I’ve been to a lot of them, and they’re always fun. Of course, the music is great, but it’s just unbelievable how the marketplace has latched on to that and continues to come and have a great time.
You are on the forward edge of a general trend toward residencies, beyond multiples, into extended runs. But you always had them at The Beacon with The Allman Brothers Band, of course, and the Rockettes at Radio City Music Hall. But then you got the Billy thing, you got what Harry Styles did. Then look out west in Vegas and U2, and as you say, it’s basically a residency model for art and music. Do you think that’s a trend that will continue?
I do. The economics around a national or worldwide tour are pretty different than a residency. With the residency, the artist doesn’t have to get into a bus, or load up 16 trucks and keep going every day. If you’re the kind of artist that has that kind of demand in the marketplace, taking advantage of it with a residency makes all the sense in the world.
Do you think it’s just for markets like New York and Vegas?
No, no. I think actually Nashville is a great place to do residencies. I don’t own anything in Nashville, but that marketplace, if you’re in country music or close to that kind of genre, you should be able to play that market over and over, because it’s a big enough market and there’s enough fans there that you should be able to do multiple shows.
Any general thoughts on business at The Beacon, Radio City, The Chicago Theatre or the smaller venues?
Business is actually pretty healthy. When we were getting out of COVID, having two years of no shows, I think that it created a pent-up demand that we’re still working our way through. And it looks like it’s continuing to grow. I think the live business is a very healthy business. Just take a look at our culture. So much occurs through your phone and through your screen and virtually, but there is nothing like live. I think that the marketplace recognizes that, and demand is continuing to grow. So that’s good news.
You’re a music guy, what are your thoughts on the state of music and artist development and the talent rolling through your venues?
Well, it’s changing a little bit. There still is a very healthy fanbase for things like country and classic rock ’n’ roll, and all of that. But we are starting to see a lot more artists coming out of the social media area that are selling out places like The Garden, and I expect that to continue to grow.
As an artist, to be honest, it’s still tough to break in. It’s still tough to make it now, and it’s not a straight line, and the rules are changing.
Back in the old days, it was get on the radio, sell records, etc. Now, it’s how many clicks do you have? How many followers do you have? So that’s changed. But the love of music hasn’t changed. It’s just different music, and the way people are learning about it and becoming fans, etc., that’s changed. That’s more reflective of today’s culture, where so much is social media versus things like radio.
It’s created this weird dynamic where you had artists blow up during the shutdown and so they come out and they can sell a lot of tickets, but they’ve never even toured, so there’s a big learning curve right out the box. Sometimes maybe they shouldn’t play The Garden, even though they could sell it out.
Well, definitely in my experience, you just don’t go out and do a tour if you’ve never done it before.

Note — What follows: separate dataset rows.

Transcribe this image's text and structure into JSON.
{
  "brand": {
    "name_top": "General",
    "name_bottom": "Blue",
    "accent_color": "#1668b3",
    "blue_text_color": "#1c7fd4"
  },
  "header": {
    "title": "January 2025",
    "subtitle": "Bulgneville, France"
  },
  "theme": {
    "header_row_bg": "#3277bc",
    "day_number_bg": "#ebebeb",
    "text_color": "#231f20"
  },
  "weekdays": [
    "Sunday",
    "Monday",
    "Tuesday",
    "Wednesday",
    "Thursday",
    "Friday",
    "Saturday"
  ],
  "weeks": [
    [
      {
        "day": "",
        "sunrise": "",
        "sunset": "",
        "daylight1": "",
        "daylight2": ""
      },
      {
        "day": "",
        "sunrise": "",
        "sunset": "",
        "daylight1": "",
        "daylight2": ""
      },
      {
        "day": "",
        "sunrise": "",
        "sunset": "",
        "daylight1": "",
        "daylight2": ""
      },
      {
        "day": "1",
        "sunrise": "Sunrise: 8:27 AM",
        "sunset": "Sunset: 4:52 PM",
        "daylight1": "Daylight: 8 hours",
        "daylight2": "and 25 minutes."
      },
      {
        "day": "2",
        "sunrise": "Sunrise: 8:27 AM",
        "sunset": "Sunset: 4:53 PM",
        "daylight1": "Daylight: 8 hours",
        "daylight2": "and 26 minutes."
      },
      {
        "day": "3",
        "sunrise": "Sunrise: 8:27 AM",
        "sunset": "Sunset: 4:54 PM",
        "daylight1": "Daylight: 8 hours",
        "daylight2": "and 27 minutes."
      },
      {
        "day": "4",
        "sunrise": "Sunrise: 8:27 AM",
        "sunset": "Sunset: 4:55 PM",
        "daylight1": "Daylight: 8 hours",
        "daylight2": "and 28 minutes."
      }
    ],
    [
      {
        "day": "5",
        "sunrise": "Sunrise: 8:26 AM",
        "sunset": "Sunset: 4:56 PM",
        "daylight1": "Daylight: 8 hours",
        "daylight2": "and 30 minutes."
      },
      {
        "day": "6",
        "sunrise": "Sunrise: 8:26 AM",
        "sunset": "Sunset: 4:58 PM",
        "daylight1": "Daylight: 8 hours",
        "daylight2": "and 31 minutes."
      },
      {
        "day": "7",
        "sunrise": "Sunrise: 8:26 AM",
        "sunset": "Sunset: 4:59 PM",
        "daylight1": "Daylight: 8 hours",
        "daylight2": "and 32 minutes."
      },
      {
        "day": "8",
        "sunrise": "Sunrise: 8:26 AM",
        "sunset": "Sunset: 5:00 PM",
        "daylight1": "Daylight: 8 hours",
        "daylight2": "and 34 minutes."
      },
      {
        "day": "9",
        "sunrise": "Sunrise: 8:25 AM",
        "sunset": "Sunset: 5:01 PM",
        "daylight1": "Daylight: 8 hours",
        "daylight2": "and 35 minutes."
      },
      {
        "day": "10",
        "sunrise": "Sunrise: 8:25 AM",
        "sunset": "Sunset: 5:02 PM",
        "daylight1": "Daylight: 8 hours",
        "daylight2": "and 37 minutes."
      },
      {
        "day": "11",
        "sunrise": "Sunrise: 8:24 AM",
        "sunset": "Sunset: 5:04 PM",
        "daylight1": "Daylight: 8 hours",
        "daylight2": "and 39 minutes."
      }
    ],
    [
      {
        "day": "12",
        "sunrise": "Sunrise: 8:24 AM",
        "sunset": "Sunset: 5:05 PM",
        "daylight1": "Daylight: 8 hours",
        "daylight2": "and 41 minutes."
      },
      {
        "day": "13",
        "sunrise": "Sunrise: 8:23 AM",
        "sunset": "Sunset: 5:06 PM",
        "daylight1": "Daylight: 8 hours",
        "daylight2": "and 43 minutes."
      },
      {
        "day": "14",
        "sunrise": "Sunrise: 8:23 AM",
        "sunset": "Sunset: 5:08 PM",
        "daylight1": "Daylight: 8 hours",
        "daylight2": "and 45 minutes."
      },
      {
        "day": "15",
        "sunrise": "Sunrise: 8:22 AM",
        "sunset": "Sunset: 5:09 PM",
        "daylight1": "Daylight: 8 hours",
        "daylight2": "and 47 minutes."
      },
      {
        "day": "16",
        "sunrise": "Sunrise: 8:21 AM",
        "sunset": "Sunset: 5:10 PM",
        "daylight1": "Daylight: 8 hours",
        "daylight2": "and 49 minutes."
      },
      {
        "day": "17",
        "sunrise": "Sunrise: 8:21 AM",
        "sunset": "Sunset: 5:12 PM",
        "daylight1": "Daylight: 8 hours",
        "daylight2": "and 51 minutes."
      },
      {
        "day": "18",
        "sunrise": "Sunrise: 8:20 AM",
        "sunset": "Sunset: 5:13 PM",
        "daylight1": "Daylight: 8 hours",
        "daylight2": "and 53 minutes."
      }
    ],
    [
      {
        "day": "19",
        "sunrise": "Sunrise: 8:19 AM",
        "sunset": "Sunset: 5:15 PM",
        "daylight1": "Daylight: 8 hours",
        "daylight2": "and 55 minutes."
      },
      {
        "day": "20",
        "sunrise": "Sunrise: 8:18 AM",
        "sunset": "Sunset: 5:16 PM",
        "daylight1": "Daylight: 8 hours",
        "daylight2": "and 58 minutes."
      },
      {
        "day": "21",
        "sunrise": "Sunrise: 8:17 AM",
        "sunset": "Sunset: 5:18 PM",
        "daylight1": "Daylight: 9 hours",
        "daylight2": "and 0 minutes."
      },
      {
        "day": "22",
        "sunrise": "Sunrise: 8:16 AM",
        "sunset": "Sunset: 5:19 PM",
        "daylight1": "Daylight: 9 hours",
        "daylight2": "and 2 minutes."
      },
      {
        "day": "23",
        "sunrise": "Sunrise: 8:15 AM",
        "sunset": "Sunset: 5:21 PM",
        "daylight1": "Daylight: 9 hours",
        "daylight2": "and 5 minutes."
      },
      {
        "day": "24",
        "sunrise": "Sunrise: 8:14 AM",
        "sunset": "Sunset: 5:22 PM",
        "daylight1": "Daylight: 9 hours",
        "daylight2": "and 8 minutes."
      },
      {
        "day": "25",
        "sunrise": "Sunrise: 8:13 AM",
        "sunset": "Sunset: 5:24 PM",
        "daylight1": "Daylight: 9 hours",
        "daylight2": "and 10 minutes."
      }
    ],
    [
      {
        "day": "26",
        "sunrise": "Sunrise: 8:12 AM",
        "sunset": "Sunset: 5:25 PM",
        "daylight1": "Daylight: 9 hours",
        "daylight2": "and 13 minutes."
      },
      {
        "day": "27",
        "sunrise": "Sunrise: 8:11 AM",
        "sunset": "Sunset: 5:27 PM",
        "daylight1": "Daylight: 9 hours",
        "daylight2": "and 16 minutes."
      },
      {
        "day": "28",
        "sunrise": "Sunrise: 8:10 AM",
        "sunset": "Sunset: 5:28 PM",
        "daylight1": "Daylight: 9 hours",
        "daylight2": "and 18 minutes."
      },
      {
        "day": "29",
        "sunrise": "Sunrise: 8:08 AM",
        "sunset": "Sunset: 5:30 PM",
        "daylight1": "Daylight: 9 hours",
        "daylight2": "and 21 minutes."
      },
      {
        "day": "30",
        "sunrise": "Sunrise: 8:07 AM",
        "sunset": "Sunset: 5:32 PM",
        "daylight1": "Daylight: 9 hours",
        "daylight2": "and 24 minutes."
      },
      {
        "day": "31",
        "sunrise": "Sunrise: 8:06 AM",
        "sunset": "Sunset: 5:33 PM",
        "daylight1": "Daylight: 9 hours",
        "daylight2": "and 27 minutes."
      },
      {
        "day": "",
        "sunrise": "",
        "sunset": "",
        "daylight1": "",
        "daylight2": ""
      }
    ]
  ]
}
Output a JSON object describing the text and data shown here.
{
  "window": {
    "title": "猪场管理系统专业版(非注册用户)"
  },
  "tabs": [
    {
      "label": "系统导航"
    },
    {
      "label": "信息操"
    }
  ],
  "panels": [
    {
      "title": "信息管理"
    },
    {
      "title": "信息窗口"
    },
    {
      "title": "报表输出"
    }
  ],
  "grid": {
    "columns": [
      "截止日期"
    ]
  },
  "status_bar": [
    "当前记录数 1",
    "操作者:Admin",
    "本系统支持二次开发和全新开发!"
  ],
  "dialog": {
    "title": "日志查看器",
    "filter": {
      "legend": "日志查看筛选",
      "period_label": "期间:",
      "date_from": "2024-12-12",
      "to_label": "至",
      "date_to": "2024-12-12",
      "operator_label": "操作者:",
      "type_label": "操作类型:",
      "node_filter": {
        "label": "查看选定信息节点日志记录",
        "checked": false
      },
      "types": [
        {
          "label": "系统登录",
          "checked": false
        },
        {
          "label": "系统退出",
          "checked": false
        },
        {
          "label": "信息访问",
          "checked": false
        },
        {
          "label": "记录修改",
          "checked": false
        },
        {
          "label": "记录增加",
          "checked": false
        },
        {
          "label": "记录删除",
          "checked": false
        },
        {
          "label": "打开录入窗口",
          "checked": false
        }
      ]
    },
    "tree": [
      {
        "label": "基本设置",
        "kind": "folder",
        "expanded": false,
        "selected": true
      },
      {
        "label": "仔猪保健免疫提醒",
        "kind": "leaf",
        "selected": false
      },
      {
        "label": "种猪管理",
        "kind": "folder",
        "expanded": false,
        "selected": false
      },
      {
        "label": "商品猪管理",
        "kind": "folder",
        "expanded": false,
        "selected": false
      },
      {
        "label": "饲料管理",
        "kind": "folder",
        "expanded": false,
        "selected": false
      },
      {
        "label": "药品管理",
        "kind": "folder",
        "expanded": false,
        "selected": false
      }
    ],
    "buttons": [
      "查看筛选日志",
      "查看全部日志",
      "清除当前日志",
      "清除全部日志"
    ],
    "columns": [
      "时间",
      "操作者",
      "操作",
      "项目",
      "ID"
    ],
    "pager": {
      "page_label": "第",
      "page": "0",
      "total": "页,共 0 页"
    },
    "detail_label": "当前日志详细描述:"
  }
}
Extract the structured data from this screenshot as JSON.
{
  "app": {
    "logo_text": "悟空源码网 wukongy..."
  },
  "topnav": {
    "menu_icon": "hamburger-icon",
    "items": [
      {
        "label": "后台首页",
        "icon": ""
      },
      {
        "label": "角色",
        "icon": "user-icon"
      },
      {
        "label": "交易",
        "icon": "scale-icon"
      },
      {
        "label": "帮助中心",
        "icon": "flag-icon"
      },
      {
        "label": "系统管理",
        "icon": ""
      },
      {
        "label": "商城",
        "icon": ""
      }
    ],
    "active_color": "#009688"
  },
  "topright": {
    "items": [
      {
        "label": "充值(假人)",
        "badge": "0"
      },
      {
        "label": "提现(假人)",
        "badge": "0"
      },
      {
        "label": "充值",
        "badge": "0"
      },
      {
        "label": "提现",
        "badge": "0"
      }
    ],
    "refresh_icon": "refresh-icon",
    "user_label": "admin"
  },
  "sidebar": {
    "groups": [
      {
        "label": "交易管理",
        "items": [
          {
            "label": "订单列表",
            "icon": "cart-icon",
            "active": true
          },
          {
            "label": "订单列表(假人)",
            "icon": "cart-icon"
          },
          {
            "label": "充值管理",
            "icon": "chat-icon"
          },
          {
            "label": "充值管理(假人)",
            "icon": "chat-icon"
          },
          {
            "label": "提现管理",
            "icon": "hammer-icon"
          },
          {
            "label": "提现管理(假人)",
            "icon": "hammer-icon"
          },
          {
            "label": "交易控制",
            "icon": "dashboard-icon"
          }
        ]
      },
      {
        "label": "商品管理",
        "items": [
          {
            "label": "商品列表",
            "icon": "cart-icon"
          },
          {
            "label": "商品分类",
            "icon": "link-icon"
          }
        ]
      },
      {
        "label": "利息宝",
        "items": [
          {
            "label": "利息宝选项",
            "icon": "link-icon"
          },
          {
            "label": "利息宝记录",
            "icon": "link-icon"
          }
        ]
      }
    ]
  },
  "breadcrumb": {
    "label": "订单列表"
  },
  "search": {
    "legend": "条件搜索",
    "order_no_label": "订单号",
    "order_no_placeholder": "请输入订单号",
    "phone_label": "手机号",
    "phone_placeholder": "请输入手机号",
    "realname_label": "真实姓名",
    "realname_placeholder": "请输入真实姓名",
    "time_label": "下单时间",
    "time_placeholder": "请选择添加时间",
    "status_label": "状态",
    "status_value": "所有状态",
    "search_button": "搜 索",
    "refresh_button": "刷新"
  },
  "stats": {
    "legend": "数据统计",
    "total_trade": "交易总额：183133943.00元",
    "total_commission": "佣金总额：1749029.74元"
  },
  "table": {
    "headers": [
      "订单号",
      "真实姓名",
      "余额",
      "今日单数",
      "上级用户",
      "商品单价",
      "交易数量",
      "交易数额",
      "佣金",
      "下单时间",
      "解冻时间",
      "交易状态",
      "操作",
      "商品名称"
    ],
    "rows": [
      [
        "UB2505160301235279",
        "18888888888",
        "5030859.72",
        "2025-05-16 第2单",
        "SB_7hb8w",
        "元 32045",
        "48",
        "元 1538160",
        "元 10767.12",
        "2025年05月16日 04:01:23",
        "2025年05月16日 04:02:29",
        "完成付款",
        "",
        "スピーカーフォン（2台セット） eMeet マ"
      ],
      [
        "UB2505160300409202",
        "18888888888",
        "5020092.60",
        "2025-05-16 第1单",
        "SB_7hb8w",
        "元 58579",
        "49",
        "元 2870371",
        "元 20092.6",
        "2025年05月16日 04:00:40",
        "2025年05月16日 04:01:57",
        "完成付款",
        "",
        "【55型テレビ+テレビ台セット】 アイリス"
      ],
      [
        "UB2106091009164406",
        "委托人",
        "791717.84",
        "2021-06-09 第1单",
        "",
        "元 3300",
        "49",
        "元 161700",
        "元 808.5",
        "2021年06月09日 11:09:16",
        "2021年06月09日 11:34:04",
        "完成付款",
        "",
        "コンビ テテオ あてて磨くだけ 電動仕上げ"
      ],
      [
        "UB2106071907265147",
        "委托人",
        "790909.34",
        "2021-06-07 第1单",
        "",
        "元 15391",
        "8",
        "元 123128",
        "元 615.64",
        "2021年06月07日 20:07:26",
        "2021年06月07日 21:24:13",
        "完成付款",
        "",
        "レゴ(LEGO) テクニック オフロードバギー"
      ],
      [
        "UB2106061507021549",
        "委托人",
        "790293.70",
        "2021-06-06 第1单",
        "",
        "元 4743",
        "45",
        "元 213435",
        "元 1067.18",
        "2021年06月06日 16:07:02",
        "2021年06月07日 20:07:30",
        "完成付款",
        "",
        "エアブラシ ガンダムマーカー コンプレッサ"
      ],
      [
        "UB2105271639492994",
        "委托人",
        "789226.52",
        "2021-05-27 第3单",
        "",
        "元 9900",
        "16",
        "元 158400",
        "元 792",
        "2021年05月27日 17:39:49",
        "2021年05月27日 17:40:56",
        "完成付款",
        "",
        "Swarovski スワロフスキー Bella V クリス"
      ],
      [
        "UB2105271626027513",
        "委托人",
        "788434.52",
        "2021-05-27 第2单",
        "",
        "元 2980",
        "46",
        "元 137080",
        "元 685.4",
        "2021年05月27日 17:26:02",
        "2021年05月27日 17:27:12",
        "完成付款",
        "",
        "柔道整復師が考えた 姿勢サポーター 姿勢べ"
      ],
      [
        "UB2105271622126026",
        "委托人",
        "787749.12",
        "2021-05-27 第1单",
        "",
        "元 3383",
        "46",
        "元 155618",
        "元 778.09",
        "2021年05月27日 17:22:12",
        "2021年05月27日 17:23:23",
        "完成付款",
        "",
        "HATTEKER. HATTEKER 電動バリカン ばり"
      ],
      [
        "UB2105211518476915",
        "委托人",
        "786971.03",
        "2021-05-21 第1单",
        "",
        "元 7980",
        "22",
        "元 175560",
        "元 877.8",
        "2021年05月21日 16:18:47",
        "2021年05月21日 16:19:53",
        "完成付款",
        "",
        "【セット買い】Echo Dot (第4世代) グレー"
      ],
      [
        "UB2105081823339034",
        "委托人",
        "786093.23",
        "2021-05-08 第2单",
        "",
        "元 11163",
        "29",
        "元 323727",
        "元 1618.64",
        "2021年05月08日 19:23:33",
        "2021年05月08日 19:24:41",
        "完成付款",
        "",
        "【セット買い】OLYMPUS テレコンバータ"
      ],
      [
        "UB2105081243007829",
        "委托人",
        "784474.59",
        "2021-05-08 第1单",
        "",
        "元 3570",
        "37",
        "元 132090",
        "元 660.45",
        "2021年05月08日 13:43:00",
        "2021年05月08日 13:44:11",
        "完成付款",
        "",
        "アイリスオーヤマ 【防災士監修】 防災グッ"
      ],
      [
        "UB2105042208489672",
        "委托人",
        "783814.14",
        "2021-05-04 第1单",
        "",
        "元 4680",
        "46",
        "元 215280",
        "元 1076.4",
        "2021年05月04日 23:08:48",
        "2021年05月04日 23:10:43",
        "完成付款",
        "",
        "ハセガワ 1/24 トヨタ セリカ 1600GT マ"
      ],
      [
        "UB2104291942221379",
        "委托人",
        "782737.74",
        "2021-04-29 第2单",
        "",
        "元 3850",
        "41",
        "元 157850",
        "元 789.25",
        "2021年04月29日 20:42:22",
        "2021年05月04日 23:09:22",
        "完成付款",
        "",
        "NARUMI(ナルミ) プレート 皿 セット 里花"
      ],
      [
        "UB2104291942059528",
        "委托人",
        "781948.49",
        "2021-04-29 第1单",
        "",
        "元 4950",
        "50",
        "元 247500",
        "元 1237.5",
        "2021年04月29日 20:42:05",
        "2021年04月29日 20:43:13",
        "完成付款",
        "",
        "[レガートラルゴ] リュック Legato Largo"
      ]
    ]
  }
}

But there will be artists that will be good at it, and there’ll be artists that won’t be. I think it’s interesting, and how they relate to their fans, etc., is different too. But I think it’s all still healthy.
Anything going on with the band?
Nah. Until I get this thing open and going, we’re on hiatus. We stopped playing when COVID hit. But we’ll get back together again. I still have a desire to write, I just need to get this project done with.